Case in point: both Whiplash, played by the excellent Mickey Rourke (who still has the guy from "9½ Weeks" buried somewhere in his very interesting face), and Black Widow (the surprisingly athletic and of course unsurprisingly hot Scarlett Johansson) are in this movie, but I don't think either of those code names are ever even spoken.
If you didn't catch the end credits sequence in the first one, let alone the first movie in general, you'll have no idea who the hell Sam Jackson is playing and what exactly he's doing. His SHIELD sidekick, played by Clark Gregg, is cool and funny and all, but utterly pointless. (Wondering what SHIELD is? Too bad. You'll have to Netflix the first movie or pickup a comic book. It's not like "Empire Strikes Back" told us anything about The Force, right? Wait, it did).

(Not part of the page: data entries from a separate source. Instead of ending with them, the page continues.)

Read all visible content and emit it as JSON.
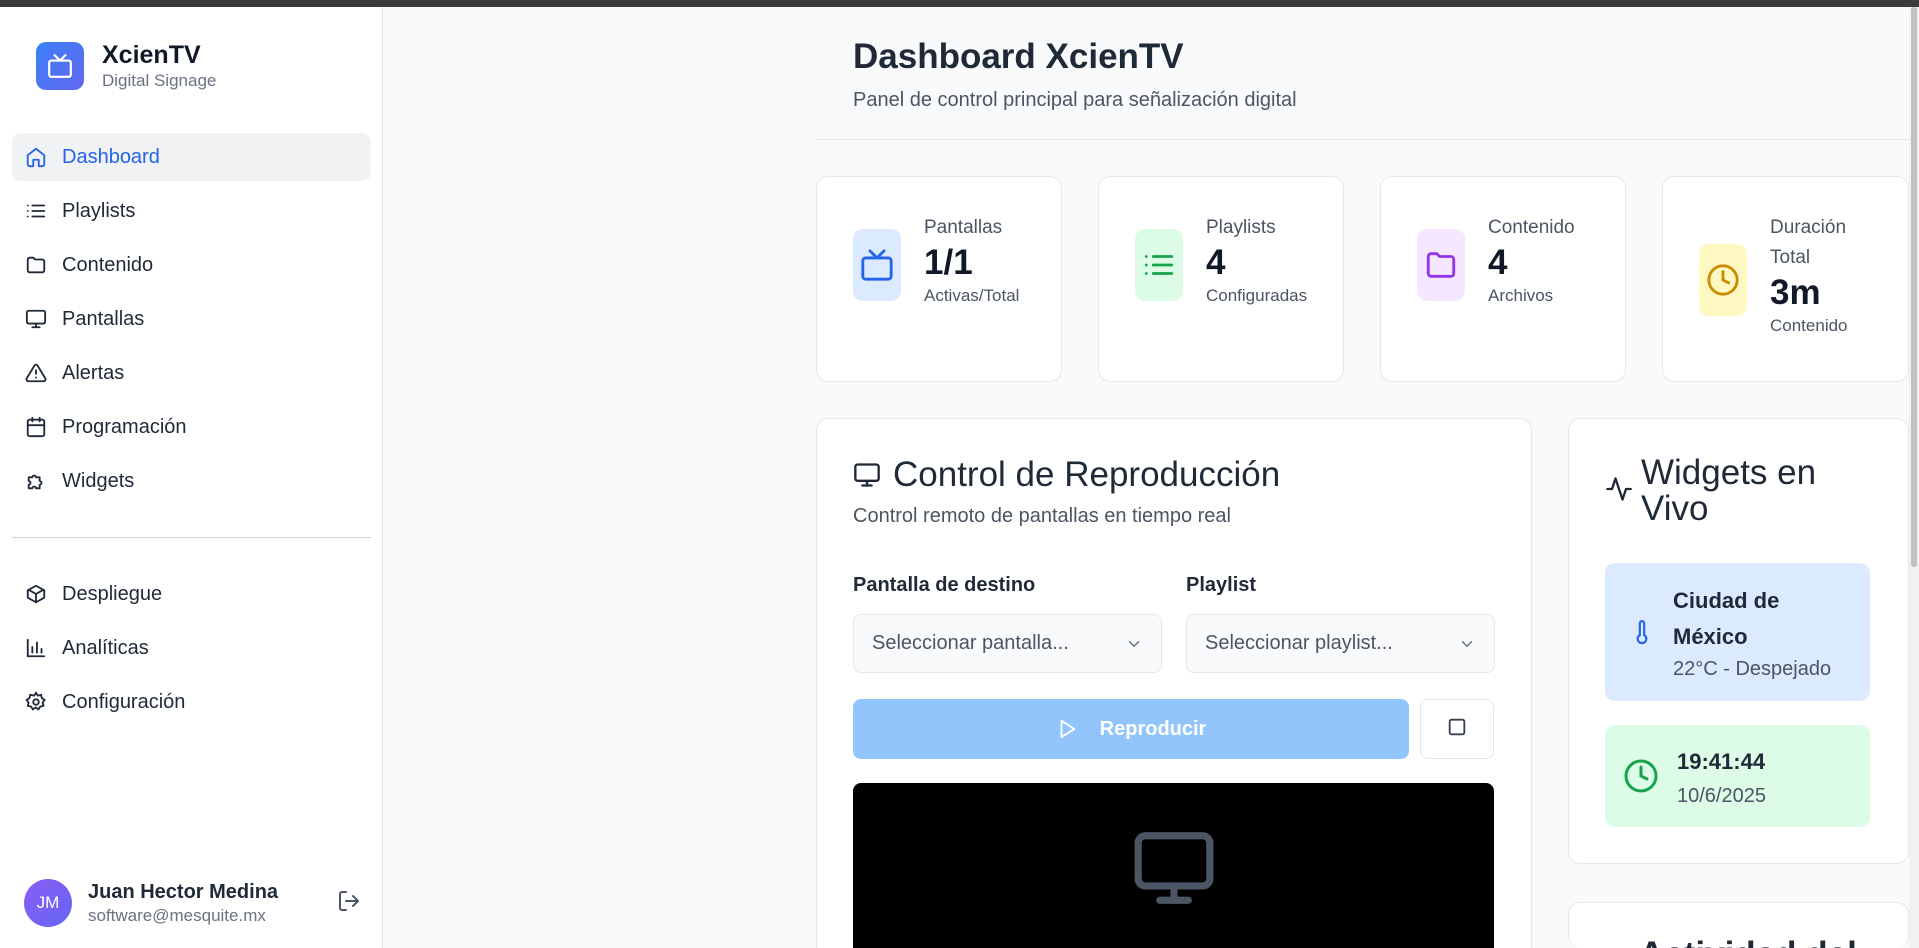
{
  "brand": {
    "name": "XcienTV",
    "subtitle": "Digital Signage"
  },
  "nav": {
    "primary": [
      {
        "label": "Dashboard",
        "icon": "home-icon",
        "active": true
      },
      {
        "label": "Playlists",
        "icon": "list-icon"
      },
      {
        "label": "Contenido",
        "icon": "folder-icon"
      },
      {
        "label": "Pantallas",
        "icon": "monitor-icon"
      },
      {
        "label": "Alertas",
        "icon": "alert-triangle-icon"
      },
      {
        "label": "Programación",
        "icon": "calendar-icon"
      },
      {
        "label": "Widgets",
        "icon": "puzzle-icon"
      }
    ],
    "secondary": [
      {
        "label": "Despliegue",
        "icon": "package-icon"
      },
      {
        "label": "Analíticas",
        "icon": "bar-chart-icon"
      },
      {
        "label": "Configuración",
        "icon": "settings-icon"
      }
    ]
  },
  "user": {
    "initials": "JM",
    "name": "Juan Hector Medina",
    "email": "software@mesquite.mx"
  },
  "header": {
    "title": "Dashboard XcienTV",
    "subtitle": "Panel de control principal para señalización digital"
  },
  "stats": [
    {
      "label": "Pantallas",
      "value": "1/1",
      "note": "Activas/Total",
      "icon": "tv-icon",
      "color": "#2563eb",
      "bg": "#dbeafe"
    },
    {
      "label": "Playlists",
      "value": "4",
      "note": "Configuradas",
      "icon": "list-icon",
      "color": "#16a34a",
      "bg": "#dcfce7"
    },
    {
      "label": "Contenido",
      "value": "4",
      "note": "Archivos",
      "icon": "folder-icon",
      "color": "#9333ea",
      "bg": "#f3e8ff"
    },
    {
      "label": "Duración Total",
      "value": "3m",
      "note": "Contenido",
      "icon": "clock-icon",
      "color": "#ca8a04",
      "bg": "#fef9c3"
    }
  ],
  "control": {
    "title": "Control de Reproducción",
    "subtitle": "Control remoto de pantallas en tiempo real",
    "screen_label": "Pantalla de destino",
    "screen_placeholder": "Seleccionar pantalla...",
    "playlist_label": "Playlist",
    "playlist_placeholder": "Seleccionar playlist...",
    "play_label": "Reproducir"
  },
  "widgets": {
    "title": "Widgets en Vivo",
    "weather": {
      "city": "Ciudad de México",
      "detail": "22°C - Despejado"
    },
    "clock": {
      "time": "19:41:44",
      "date": "10/6/2025"
    }
  },
  "activity": {
    "title": "Actividad del"
  }
}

In fact, most of the characters in this movie have no business being here as they only distract from Iron Man. I root hard for these movies to succeed and I revel in the inclusion of so many nods to the mythos, but driving home from the theater I had to accept how undercooked and overly cluttered "Iron Man 2" ended up.
My friend Dave Quiggle, who saw the movie with me, pointed out how similar the Stark / Whiplash story is to "Rocky III." Stark is on top of the world, flashy, arrogant in the movie's beginning, while a sinister street level villain plots against him in the shadows and takes him down in a very public way... Should "Iron Man 2" make us think about "Rocky III" while we're watching it? Ah, Clubber Lang. We hardly knew ya'.
One last thing I have to mention: the first time we see Sam Jackson and Scarlett Johannson in full costume, they are sitting in a donut shop (also one of LA's best known landmarks; maybe not the place for clandestine agents to have a meeting) with Downey, in full armor. It's instantly reminiscent of "Pulp Fiction" to see Jackson speaking bad-mother-effer-ese in a restaurant booth.
Not only does this scene pull you right out of the movie and remind you that you're watching actors dressed up in crazy get-ups, it also reminds you that "Iron Man 2" is nowhere near as good as "Pulp Fiction." With this cast bringing their A-game, an enthusiastic director like Favreau at the helm and audiences more accepting than ever of the Marvel Universe, it should have been.